Lee held a five-stroke lead going into the final round, but Minjee Lee of Australia stormed back from seven shots behind to tie Lee at 18-under 266 after 72 holes. She then beat the South Korean at the first hole of the sudden-death playoff.
Put majors aside, and this still has been a down year for South Korean players in the LPGA. The country has only produced three winners out of 21 tournaments so far. In the abbreviated 2020 season, cut short by the COVID-19 pandemic, South Korean combined to win seven out of 18 tournaments, including three of the four majors after the Evian Championship was canceled.
In 2019, the last full season before the pandemic, South Koreans combined to win 15 out of 32 tournaments and three of the five majors.
The last time South Korea didn't have an LPGA major champion was 2010, during a four-major era. Taiwanese star Yani Tseng won two, and Americans Paula Creamer and Cristie Kerr split the remaining two. But South Korea still boasted nine winners out of 24 tournaments that year. Choi Na-yeon and Shin Ji-yai finished 1-2 on the money list, while Choi also won the scoring title.
This year, Nelly Korda of the US has been the singular force. The world No. 1 has three wins by herself, matching the total by South Korean players, and also leads the tour in scoring average, money, top-10 finishes and Player of the Year points. Korda even won an Olympic gold medal in Japan earlier this month for good measure, leaving South Koreans on the outside looking in again.
Any path to the winner's circle at Carnoustie will likely have to go through Korda, who captured her first career major at the KPMG Women's PGA Championship in June.
Two of the four South Korean Olympians, world No. 2 Ko Jin-young and No. 7 Kim Hyo-joo, will skip the AIG Women's Open.
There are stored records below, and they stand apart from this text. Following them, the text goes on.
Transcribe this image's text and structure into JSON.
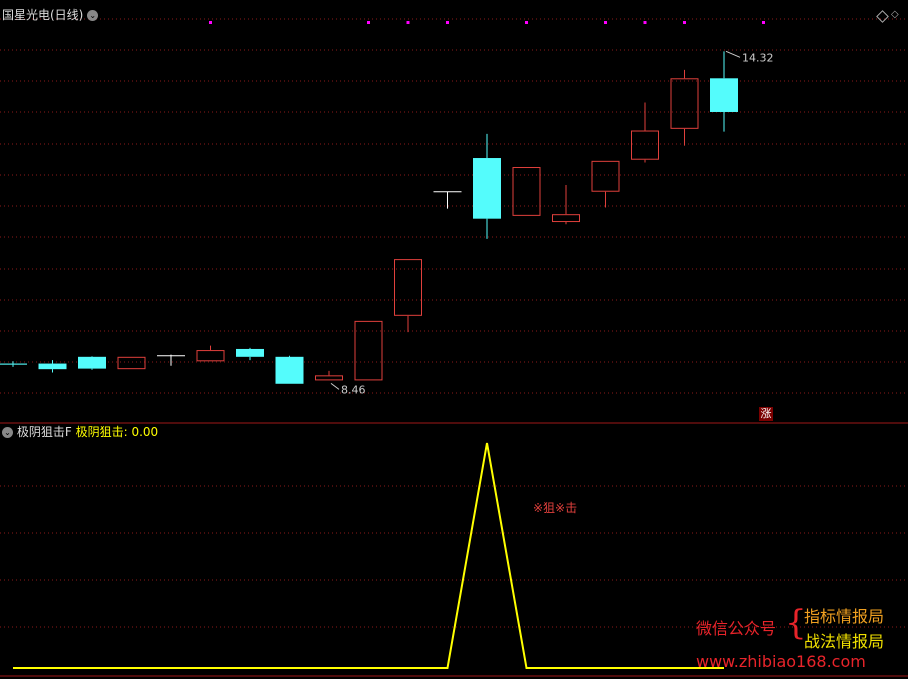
{
  "header": {
    "stock_title": "国星光电(日线)"
  },
  "indicator": {
    "name": "极阴狙击F",
    "value_label": "极阴狙击:",
    "value": "0.00"
  },
  "price_annotations": {
    "high": "14.32",
    "low": "8.46"
  },
  "badge": "涨",
  "signal_text": "※狙※击",
  "watermark": {
    "left": "微信公众号",
    "brace": "{",
    "line1": "指标情报局",
    "line2": "战法情报局",
    "url": "www.zhibiao168.com"
  },
  "colors": {
    "up": "#e0403c",
    "down": "#54fcfc",
    "doji": "#ffffff",
    "grid": "#8b1a1a",
    "indicator_line": "#ffff00",
    "marker": "#ff00ff"
  },
  "chart_data": [
    {
      "type": "candlestick",
      "title": "国星光电(日线)",
      "ylim": [
        8.2,
        14.7
      ],
      "candles": [
        {
          "o": 8.76,
          "h": 8.8,
          "l": 8.7,
          "c": 8.74
        },
        {
          "o": 8.76,
          "h": 8.82,
          "l": 8.6,
          "c": 8.66
        },
        {
          "o": 8.88,
          "h": 8.89,
          "l": 8.65,
          "c": 8.67
        },
        {
          "o": 8.66,
          "h": 8.88,
          "l": 8.66,
          "c": 8.88
        },
        {
          "o": 8.9,
          "h": 8.92,
          "l": 8.72,
          "c": 8.9
        },
        {
          "o": 8.8,
          "h": 9.08,
          "l": 8.8,
          "c": 9.0
        },
        {
          "o": 9.02,
          "h": 9.04,
          "l": 8.82,
          "c": 8.88
        },
        {
          "o": 8.88,
          "h": 8.9,
          "l": 8.4,
          "c": 8.4
        },
        {
          "o": 8.46,
          "h": 8.63,
          "l": 8.46,
          "c": 8.55
        },
        {
          "o": 8.46,
          "h": 9.52,
          "l": 8.46,
          "c": 9.52
        },
        {
          "o": 9.61,
          "h": 10.62,
          "l": 9.32,
          "c": 10.62
        },
        {
          "o": 11.82,
          "h": 11.82,
          "l": 11.52,
          "c": 11.82
        },
        {
          "o": 12.42,
          "h": 12.85,
          "l": 10.98,
          "c": 11.34
        },
        {
          "o": 11.39,
          "h": 12.26,
          "l": 11.39,
          "c": 12.26
        },
        {
          "o": 11.28,
          "h": 11.94,
          "l": 11.24,
          "c": 11.42
        },
        {
          "o": 11.82,
          "h": 12.37,
          "l": 11.54,
          "c": 12.37
        },
        {
          "o": 12.39,
          "h": 13.41,
          "l": 12.34,
          "c": 12.91
        },
        {
          "o": 12.94,
          "h": 13.99,
          "l": 12.64,
          "c": 13.84
        },
        {
          "o": 13.84,
          "h": 14.32,
          "l": 12.89,
          "c": 13.24
        }
      ],
      "annotations": [
        {
          "text": "14.32",
          "value": 14.32
        },
        {
          "text": "8.46",
          "value": 8.46
        }
      ],
      "markers_top": [
        5,
        9,
        10,
        11,
        13,
        15,
        16,
        17,
        19
      ]
    },
    {
      "type": "line",
      "title": "极阴狙击F",
      "series": [
        {
          "name": "极阴狙击",
          "values": [
            0,
            0,
            0,
            0,
            0,
            0,
            0,
            0,
            0,
            0,
            0,
            0,
            1,
            0,
            0,
            0,
            0,
            0,
            0
          ]
        }
      ],
      "ylim": [
        0,
        1
      ]
    }
  ]
}
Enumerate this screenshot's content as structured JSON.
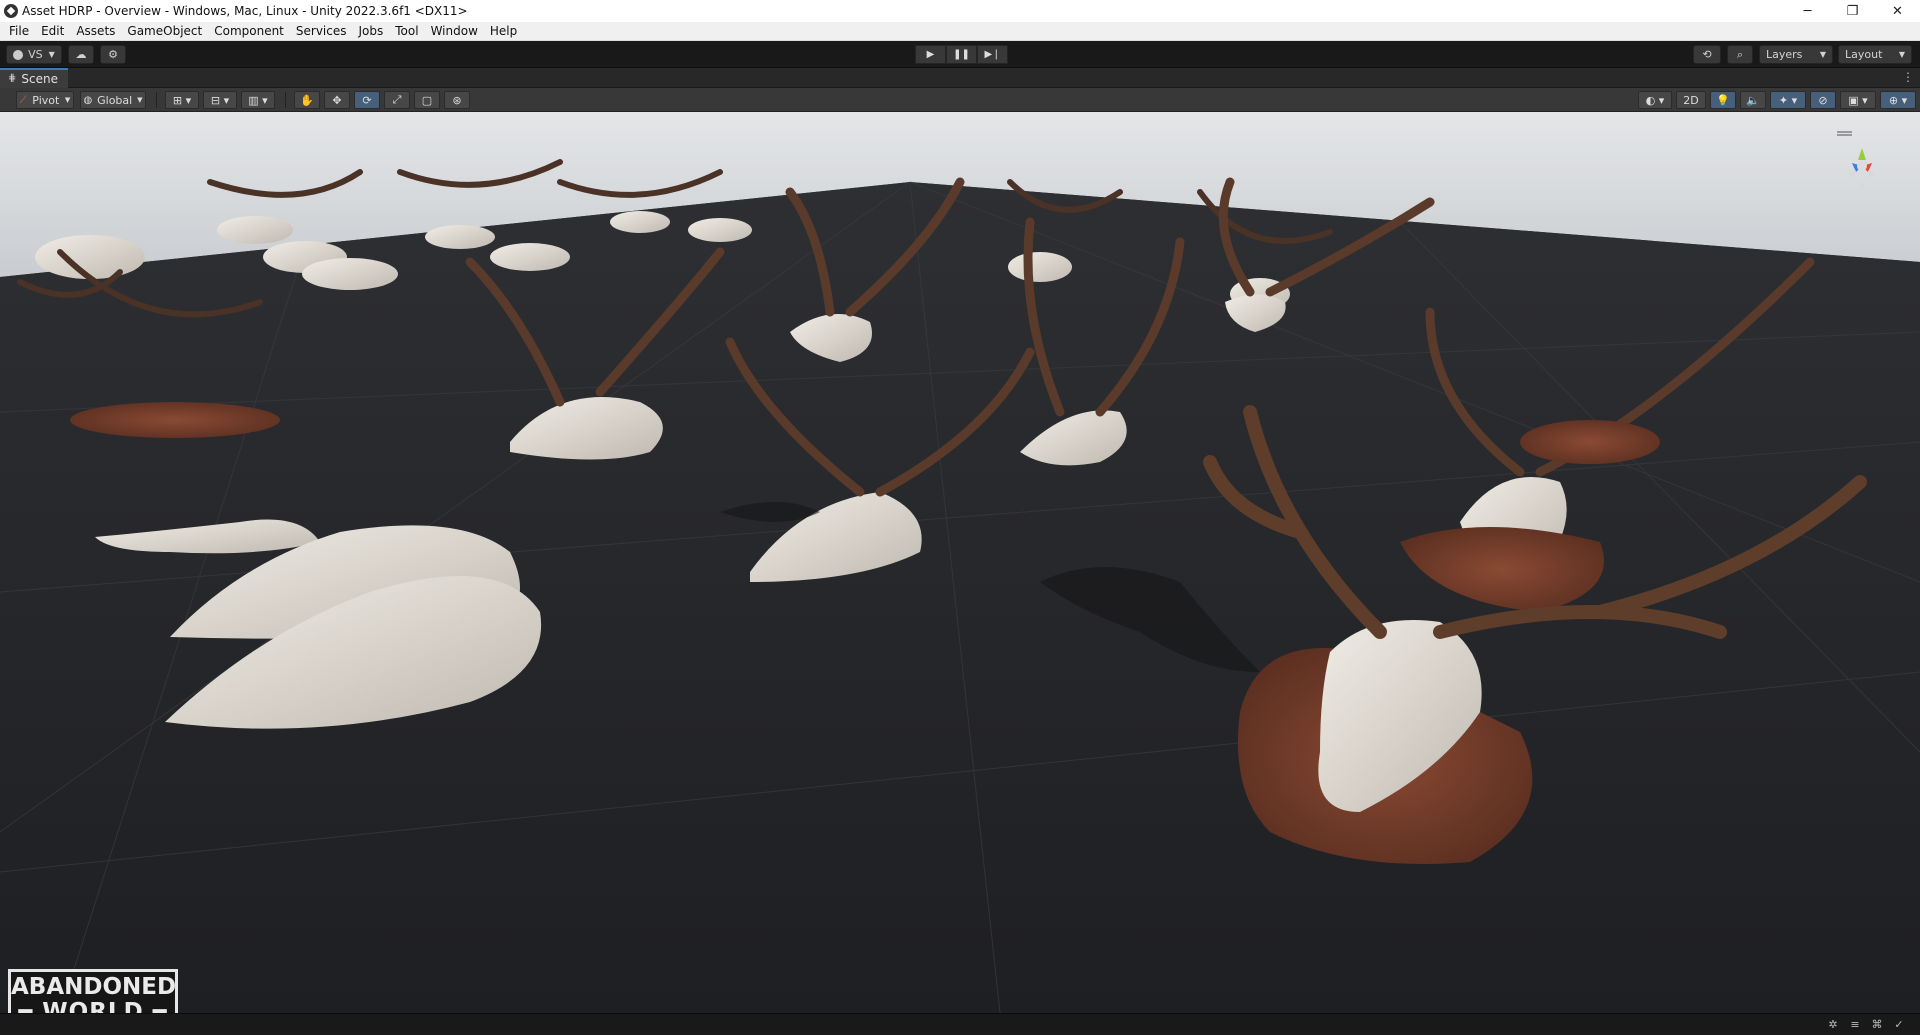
{
  "window": {
    "title": "Asset HDRP - Overview - Windows, Mac, Linux - Unity 2022.3.6f1 <DX11>",
    "controls": {
      "minimize": "─",
      "restore": "❐",
      "close": "✕"
    }
  },
  "menu": [
    "File",
    "Edit",
    "Assets",
    "GameObject",
    "Component",
    "Services",
    "Jobs",
    "Tool",
    "Window",
    "Help"
  ],
  "toolbar": {
    "account_label": "VS",
    "cloud_icon": "cloud-icon",
    "collab_icon": "collab-icon",
    "play": "▶",
    "pause": "❚❚",
    "step": "▶❘",
    "history_icon": "history-icon",
    "search_icon": "search-icon",
    "layers_label": "Layers",
    "layout_label": "Layout"
  },
  "scene_tab": {
    "label": "Scene"
  },
  "scene_toolbar": {
    "pivot_label": "Pivot",
    "global_label": "Global",
    "mode_2d": "2D"
  },
  "watermark": {
    "line1": "ABANDONED",
    "line2": "WORLD"
  }
}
That leaves world No. 3 Park In-bee as the highest-ranked South Korean in the field this week. Park is also one of the three South Korean LPGA winners this year, alongside Ko and Kim. Park is a seven-time major champion with one Open title from 2015.
Park tied for seventh the last time Carnoustie held the Women's Open in 2011.
"I don't know what we're going to get this week obviously, and it's a really windy-dependent golf course," Park said at her pretournament press conference Tuesday. "And when it's windy, this golf course can get really, really tough. When it's not windy, it's scorable."
The fourth member of the Olympic quartet, the fourth-ranked Kim Sei-young, will chase her second career major. Kim has recorded at least one victory in every season since her Rookie of the Year campaign in 2015.
Carnoustie has hosted eight Open Championships on the men's side, and the course is so brutally difficult that it has earned the moniker "Carnasty" among players.
In 1999, Carnoustie served as the stage for one of the most stunning finishes in golf history. Jean van de Velde committed a triple bogey at the last hole to fall into a three-way playoff, where Paul Lawrie, who trailed by 10 strokes at the start of the final round, prevailed in the four-hole aggregate playoff over van de Velde and Justin Leonard. (Yonhap)